> **ASSIGNMENT**
The answer must be every line of the records in which the string "icon" appears.
(DATA PROVIDED)
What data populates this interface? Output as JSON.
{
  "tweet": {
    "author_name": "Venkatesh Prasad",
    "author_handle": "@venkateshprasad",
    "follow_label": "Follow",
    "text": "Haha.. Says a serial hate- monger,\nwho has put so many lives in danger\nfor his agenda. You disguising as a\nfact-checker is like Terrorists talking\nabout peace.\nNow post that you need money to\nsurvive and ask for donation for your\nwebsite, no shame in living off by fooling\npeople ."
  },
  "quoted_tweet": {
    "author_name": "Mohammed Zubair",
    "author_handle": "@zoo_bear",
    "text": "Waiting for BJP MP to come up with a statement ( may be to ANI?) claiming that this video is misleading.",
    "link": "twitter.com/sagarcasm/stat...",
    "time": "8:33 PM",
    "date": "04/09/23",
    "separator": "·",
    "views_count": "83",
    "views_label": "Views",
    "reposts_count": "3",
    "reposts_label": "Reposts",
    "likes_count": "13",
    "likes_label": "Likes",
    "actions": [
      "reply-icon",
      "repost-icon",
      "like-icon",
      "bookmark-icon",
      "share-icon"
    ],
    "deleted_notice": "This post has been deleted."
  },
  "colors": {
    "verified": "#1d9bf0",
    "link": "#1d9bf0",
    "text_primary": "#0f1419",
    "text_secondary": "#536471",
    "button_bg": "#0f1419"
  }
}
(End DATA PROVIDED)
> **RESULT FOR THIS EXERCISE**
      "reply-icon",
      "repost-icon",
      "like-icon",
      "bookmark-icon",
      "share-icon"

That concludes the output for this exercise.